Hyperbolic Geometry & Special Relativity

Ivar Thorson bio photo By Ivar Thorson

While studying An Introduction to Particle Physics on a recent flight to Japan – studying math that is way above my head is a nerdy hobby of mine – I came across a simple viewpoint on special relativity that really stunned me:

Consider a spatial rotation around, say, the z-axis (or, equivalently, mixing the x and y coordinates). Such a transformation is called an Euler Transformation, and takes the form

\[\begin{eqnarray*} t^{\prime} & = & t\\ x^{\prime} & = & x\cos\theta+y\sin\theta\\ y^{\prime} & = & -x\cos\theta+y\sin\theta\\ z^{\prime} & = & z \end{eqnarray*}\]

where \(\theta\) is the angle of rotation, called the Euler Angle. We can simultaneously express a Lorentz transformation as a sort of “rotation” that mixes a spatial dimension and a time dimension, as follows

\[\begin{eqnarray*} t^{\prime} & = & t\cosh\theta-x\sinh\theta\\ x^{\prime} & = & -t\sinh\theta+x\cosh\theta\\ y^{\prime} & = & y\\ z^{\prime} & = & z\end{eqnarray*}\]

where \(\theta \) is defined by the relationship \(\beta = \tan(\theta) \).

After staring at that for a while, I was struck by the analogy between the “mixing” between coordinates when we rotate something, and the relativistic “mixing” between time and space when something accelerates. Although this is just an analogy and perhaps squeezing and stretching is a better metaphor than rotation in this case, is very tempting to search for the geometry of what is happening rather than just the algebra.

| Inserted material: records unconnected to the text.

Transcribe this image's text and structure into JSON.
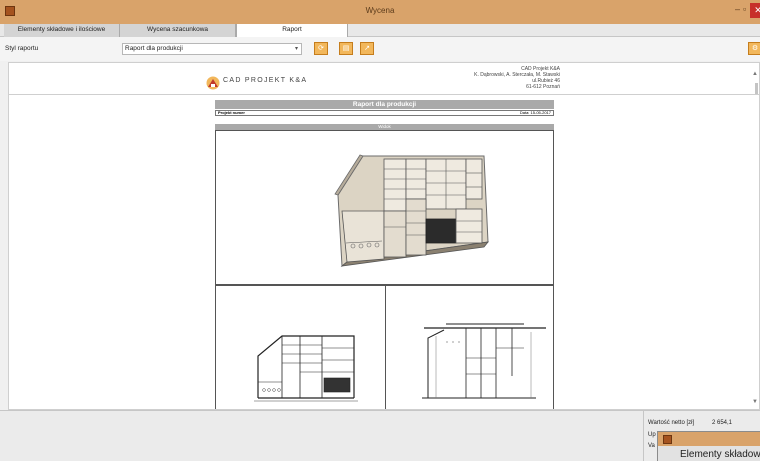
{
  "window": {
    "title": "Wycena",
    "minimize_glyph": "–",
    "maximize_glyph": "▫",
    "close_glyph": "✕",
    "title_bar_color": "#d9a36a",
    "close_color": "#c7302a"
  },
  "tabs": [
    {
      "label": "Elementy składowe i ilościowe",
      "active": false
    },
    {
      "label": "Wycena szacunkowa",
      "active": false
    },
    {
      "label": "Raport",
      "active": true
    }
  ],
  "toolbar": {
    "style_label": "Styl raportu",
    "style_value": "Raport dla produkcji",
    "dropdown_glyph": "▾",
    "button_icons": [
      "refresh-icon",
      "print-icon",
      "export-icon",
      "settings-icon"
    ]
  },
  "report": {
    "company_logo_text": "CAD PROJEKT K&A",
    "address_lines": [
      "CAD Projekt K&A",
      "K. Dąbrowski, A. Sterczała, M. Stawski",
      "ul.Rubież 46",
      "61-612 Poznań"
    ],
    "title": "Raport dla produkcji",
    "project_label": "Projekt numer",
    "date_label": "Data:",
    "date_value": "15-05-2017",
    "section_label": "Widok"
  },
  "summary": {
    "net_value_label": "Wartość netto [zł]",
    "net_value": "2 654,1",
    "row2_label": "Up",
    "row3_label": "Va"
  },
  "popup": {
    "tab_label": "Elementy składowe"
  },
  "colors": {
    "accent_orange": "#f2b75b",
    "report_header_gray": "#a9a9a9"
  }
}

Whether it was the in flight wine or just the jet lag, I found myself lost in thought about the connection between hyperbolic geometry and special relativity – after all, what does it mean to say that our space is curved in a way consistent with hyperbolic geometry? We all study flat, Euclidean spaces in school, and as a roboticist who worked a lot with rigid body dynamics I became pretty comfortable with the concepts surrounding rotation matrices, quaternions, and SO(3) groups, I but I don’t ever recall using the hyperbolic cosine even once in my life. This was surprising to me, as I use math on a fairly regular basis.

To try to clear the matter in my mind, I made a little table of some of the definitions of sine, cosine, and their hyperbolic equivalents:

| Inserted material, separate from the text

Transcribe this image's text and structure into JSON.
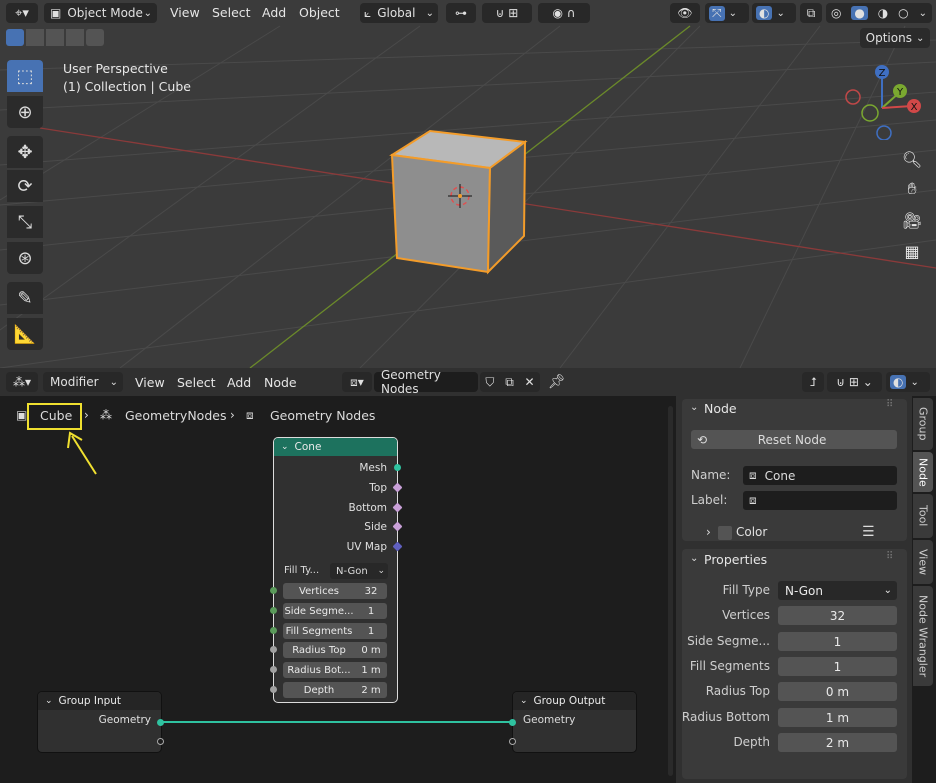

\[\begin{eqnarray} \sin(x) & = & \frac{1}{2}(e^{ix}-e^{-ix}) & = & \sum_{k=0}^{\infty}\frac{(-1)^{k}x^{2k+1}}{(2k+1)!} \\ \cos(x) & = & \frac{1}{2}(e^{ix}+e^{-ix}) & = & \sum_{k=0}^{\infty}\frac{(-1)^{k}x^{2k}}{(2k)!} \\ \sinh(x) & = & \frac{1}{2}(e^{x}-e^{-x}) & = & \sum_{k=0}^{\infty}\frac{x^{2k+1}}{(2k+1)!} \\ \cosh(x) & = & \frac{1}{2}(e^{x}+e^{-x}) & = & \sum_{k=0}^{\infty}\frac{x^{2k}}{(2k)!} \end{eqnarray}\]

Look at how the hyperbolic trig functions have no need of the imaginary number \(i=\sqrt{-1}\) or the alternating -1’s in the infinite series. One of the most frustrating things about \(i\) is that it is so incredibly useful algebraically, but it also makes things more cumbersome because expressions in general become more – pardon the pun – complex. The geometric meaning of the imaginary number is often associated with rotations, but I wonder if there are more geometric ways of understanding the same operation that have no need for the imaginary number per se. I would prefer to see mathematical expressions that are as simple as possible, but no simpler.

Even now, as I stare at the infinite series for hyperbolic sine and cosine, and their definitions in terms of the all-important exponential function, I wonder if in fact that “things with the imaginary number are wrong” in the same way that “pi is wrong”. It is not that sines are incorrect in an algebraic or mathematical sense, because they are clearly not. Rather, I am wondering whether, due to the way mathematics developed historically, perhaps we are using algebra that is more cumbersome than necessary to describe two legs of the same geometric elephant.

I would welcome good book recommendations connecting the essential geometry of hyperbolas to special relativity!